**Exercise brief:** Search the material below for the string "layer" and list each line that holds it.

**Input data:**
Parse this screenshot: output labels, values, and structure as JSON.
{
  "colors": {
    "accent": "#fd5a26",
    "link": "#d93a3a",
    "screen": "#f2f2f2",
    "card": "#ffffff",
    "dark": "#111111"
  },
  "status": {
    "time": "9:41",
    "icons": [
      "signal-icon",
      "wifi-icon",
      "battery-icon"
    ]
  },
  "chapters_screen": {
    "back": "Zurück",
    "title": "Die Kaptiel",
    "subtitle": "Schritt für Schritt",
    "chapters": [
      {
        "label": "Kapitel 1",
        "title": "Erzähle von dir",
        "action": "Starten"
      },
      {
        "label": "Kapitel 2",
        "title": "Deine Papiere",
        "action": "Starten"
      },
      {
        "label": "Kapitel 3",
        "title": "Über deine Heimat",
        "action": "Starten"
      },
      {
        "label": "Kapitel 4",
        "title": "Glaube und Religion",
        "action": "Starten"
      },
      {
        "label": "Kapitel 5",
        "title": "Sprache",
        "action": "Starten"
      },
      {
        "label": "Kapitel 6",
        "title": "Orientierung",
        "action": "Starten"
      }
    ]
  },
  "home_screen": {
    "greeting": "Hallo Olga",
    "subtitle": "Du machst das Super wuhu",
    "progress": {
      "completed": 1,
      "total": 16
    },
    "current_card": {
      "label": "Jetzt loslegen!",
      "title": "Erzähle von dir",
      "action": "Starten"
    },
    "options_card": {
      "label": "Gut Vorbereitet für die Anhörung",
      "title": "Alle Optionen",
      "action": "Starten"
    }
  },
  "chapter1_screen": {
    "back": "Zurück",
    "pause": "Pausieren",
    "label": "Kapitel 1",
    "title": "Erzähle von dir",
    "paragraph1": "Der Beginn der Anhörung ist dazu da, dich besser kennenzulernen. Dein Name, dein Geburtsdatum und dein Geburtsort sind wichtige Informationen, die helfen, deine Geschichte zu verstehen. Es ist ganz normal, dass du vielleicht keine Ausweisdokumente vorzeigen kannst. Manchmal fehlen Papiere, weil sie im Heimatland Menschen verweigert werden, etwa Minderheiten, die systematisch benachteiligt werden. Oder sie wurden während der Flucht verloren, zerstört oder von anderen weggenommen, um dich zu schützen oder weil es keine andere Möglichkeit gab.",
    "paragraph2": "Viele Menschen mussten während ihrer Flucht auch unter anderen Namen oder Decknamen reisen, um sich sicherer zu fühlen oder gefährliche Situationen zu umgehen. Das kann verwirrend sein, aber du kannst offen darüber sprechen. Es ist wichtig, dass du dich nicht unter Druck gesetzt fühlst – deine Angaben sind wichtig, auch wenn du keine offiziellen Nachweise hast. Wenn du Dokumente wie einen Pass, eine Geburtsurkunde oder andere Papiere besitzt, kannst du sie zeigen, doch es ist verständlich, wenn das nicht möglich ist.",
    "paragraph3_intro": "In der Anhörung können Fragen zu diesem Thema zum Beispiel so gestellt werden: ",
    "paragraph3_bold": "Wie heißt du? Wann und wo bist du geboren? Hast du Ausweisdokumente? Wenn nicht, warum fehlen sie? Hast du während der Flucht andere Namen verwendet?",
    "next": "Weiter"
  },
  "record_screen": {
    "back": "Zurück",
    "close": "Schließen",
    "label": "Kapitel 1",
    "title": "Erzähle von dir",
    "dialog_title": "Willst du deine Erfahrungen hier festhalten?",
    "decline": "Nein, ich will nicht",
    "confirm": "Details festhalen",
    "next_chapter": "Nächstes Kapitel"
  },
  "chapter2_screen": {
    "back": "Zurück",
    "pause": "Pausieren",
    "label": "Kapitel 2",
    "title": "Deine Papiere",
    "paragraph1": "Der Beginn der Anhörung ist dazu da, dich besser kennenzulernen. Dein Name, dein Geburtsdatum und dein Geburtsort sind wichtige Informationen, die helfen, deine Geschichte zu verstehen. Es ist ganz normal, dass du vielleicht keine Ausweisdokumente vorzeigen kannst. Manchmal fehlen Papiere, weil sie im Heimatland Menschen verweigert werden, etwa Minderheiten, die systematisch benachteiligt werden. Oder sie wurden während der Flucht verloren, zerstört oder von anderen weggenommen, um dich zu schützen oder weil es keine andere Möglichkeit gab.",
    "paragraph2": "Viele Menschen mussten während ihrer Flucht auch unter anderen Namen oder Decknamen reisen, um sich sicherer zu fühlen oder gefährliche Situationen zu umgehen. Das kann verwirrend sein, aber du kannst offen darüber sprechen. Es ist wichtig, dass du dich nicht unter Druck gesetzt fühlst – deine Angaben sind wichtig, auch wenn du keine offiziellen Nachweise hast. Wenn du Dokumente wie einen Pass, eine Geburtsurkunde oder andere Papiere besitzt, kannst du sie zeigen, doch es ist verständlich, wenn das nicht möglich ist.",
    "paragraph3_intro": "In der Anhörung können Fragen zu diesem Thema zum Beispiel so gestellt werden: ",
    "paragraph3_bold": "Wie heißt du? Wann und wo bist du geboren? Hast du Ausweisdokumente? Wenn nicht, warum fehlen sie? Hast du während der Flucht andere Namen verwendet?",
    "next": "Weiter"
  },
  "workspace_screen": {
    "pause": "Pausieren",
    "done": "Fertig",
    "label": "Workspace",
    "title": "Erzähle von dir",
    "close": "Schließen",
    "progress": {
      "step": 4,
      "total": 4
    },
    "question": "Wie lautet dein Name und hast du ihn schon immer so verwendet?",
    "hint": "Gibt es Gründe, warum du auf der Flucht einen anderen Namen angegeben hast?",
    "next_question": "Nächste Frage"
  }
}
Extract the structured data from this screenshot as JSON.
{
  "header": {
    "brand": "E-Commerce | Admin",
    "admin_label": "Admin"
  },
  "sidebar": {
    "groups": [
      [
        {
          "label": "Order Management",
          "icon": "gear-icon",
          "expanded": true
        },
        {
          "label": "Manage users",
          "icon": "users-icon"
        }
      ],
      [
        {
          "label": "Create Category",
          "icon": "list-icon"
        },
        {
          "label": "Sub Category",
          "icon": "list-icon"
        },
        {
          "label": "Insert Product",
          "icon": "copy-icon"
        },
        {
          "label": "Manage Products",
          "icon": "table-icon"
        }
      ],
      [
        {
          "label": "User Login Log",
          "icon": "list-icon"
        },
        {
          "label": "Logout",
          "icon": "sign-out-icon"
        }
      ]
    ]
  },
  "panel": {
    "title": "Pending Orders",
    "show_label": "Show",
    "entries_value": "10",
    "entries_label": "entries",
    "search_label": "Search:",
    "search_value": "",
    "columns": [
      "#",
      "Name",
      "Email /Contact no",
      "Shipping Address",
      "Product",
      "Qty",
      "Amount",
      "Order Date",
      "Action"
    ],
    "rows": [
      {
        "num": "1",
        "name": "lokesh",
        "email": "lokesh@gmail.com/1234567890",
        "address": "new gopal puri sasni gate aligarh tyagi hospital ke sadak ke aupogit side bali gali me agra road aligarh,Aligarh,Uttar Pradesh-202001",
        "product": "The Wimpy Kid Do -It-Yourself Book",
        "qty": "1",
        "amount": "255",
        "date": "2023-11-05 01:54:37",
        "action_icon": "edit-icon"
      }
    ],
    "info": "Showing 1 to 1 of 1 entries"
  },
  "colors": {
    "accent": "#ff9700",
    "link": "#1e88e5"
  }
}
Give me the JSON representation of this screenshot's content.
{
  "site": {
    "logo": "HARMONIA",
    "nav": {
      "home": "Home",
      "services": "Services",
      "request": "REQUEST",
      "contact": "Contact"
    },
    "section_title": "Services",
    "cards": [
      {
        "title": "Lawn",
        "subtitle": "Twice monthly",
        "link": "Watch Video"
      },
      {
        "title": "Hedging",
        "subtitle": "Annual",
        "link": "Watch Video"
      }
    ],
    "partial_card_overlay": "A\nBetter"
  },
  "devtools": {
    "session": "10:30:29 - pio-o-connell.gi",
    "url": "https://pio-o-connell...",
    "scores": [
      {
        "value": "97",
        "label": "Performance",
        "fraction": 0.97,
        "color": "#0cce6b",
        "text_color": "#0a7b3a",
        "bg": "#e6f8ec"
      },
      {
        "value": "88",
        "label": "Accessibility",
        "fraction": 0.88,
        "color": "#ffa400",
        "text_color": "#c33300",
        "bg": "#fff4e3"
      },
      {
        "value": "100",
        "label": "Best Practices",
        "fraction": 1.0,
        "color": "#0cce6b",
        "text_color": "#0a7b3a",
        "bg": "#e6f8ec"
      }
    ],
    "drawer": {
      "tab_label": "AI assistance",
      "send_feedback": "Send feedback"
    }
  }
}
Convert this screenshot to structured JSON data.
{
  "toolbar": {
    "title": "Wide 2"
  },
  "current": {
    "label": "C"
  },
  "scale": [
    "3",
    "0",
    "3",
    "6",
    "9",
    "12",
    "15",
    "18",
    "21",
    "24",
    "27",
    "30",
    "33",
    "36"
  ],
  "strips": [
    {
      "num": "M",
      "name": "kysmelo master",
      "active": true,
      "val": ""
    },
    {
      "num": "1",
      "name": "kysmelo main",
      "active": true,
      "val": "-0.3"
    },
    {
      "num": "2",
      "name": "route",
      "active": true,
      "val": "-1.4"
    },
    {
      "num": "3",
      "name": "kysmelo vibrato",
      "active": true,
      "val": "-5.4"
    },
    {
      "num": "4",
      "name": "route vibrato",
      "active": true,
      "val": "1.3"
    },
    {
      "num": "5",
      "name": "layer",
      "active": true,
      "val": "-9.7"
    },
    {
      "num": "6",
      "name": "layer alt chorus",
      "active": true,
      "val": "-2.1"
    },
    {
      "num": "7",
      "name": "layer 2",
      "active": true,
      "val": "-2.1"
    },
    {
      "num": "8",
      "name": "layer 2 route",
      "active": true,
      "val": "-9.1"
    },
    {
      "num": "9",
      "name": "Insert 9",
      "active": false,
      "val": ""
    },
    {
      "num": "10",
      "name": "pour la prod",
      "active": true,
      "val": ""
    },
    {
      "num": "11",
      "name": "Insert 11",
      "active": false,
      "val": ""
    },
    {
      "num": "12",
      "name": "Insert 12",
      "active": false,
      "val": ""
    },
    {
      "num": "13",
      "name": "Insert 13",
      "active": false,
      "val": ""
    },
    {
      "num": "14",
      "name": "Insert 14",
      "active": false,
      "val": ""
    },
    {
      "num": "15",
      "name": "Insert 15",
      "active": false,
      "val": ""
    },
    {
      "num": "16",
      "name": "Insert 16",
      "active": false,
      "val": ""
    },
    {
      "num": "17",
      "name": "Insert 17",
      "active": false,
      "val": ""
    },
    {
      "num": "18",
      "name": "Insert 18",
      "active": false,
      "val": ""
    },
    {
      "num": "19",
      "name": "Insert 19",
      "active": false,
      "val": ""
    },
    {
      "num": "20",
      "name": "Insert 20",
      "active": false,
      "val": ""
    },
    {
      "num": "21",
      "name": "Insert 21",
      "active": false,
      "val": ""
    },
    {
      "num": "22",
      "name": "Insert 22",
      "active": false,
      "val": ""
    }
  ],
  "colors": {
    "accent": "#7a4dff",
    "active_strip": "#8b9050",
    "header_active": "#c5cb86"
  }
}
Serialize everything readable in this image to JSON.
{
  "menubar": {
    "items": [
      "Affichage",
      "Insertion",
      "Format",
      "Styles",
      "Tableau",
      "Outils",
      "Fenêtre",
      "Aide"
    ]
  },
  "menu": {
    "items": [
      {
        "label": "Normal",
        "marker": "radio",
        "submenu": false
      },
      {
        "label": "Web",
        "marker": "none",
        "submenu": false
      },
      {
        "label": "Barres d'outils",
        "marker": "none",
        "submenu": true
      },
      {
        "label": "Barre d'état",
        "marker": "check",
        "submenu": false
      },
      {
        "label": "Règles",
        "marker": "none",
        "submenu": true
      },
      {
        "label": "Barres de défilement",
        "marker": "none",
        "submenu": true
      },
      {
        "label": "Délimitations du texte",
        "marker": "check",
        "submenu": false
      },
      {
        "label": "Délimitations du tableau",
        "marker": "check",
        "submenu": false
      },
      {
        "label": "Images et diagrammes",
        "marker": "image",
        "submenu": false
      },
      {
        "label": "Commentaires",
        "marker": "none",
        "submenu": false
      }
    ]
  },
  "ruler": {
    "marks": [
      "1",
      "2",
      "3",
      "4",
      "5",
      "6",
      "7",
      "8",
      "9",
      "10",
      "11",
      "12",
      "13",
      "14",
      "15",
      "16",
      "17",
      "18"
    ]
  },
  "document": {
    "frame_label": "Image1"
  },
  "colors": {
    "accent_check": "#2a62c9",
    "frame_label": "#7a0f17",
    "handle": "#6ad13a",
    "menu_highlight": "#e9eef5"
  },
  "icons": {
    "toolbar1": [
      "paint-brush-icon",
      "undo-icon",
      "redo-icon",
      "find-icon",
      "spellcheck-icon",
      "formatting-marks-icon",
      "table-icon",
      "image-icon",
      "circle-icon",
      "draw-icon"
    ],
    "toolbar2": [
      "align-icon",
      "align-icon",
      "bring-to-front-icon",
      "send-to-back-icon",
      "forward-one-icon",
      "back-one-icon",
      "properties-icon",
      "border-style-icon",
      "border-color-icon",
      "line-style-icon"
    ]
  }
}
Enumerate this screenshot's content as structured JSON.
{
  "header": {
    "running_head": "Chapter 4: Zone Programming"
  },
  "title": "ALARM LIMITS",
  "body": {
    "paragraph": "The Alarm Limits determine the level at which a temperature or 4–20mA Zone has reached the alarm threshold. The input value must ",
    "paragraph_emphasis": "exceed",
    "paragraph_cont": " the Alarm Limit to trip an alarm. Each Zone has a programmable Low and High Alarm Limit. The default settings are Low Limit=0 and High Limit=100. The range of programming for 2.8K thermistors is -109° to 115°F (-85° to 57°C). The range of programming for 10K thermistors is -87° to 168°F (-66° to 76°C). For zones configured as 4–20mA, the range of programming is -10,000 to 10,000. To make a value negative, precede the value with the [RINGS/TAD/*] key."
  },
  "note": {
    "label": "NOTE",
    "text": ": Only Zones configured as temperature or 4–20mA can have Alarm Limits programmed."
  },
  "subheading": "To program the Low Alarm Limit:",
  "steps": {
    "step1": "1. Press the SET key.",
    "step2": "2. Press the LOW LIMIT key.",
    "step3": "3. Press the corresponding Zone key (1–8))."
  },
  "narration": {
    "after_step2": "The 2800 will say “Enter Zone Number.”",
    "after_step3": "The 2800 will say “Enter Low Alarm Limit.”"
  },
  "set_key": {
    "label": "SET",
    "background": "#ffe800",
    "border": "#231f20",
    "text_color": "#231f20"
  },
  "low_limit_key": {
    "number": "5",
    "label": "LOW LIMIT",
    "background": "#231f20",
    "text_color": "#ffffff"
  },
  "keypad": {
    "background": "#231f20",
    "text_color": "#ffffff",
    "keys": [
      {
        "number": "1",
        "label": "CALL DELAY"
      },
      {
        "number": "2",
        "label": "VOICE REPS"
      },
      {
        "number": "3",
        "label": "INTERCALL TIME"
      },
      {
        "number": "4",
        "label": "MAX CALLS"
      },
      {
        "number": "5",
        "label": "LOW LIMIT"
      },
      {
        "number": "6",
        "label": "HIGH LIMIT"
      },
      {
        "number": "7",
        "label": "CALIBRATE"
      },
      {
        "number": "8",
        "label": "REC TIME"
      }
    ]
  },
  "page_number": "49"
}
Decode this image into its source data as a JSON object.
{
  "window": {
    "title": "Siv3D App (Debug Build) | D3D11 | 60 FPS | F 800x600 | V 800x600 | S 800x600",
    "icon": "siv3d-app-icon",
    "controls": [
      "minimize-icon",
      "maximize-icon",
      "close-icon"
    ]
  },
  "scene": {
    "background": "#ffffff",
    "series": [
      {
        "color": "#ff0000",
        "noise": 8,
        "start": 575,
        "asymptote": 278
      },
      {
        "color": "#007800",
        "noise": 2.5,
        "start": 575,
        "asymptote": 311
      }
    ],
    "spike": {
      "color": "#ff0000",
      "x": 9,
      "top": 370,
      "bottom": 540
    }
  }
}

**Your response:**
      "name": "layer",
      "name": "layer alt chorus",
      "name": "layer 2",
      "name": "layer 2 route",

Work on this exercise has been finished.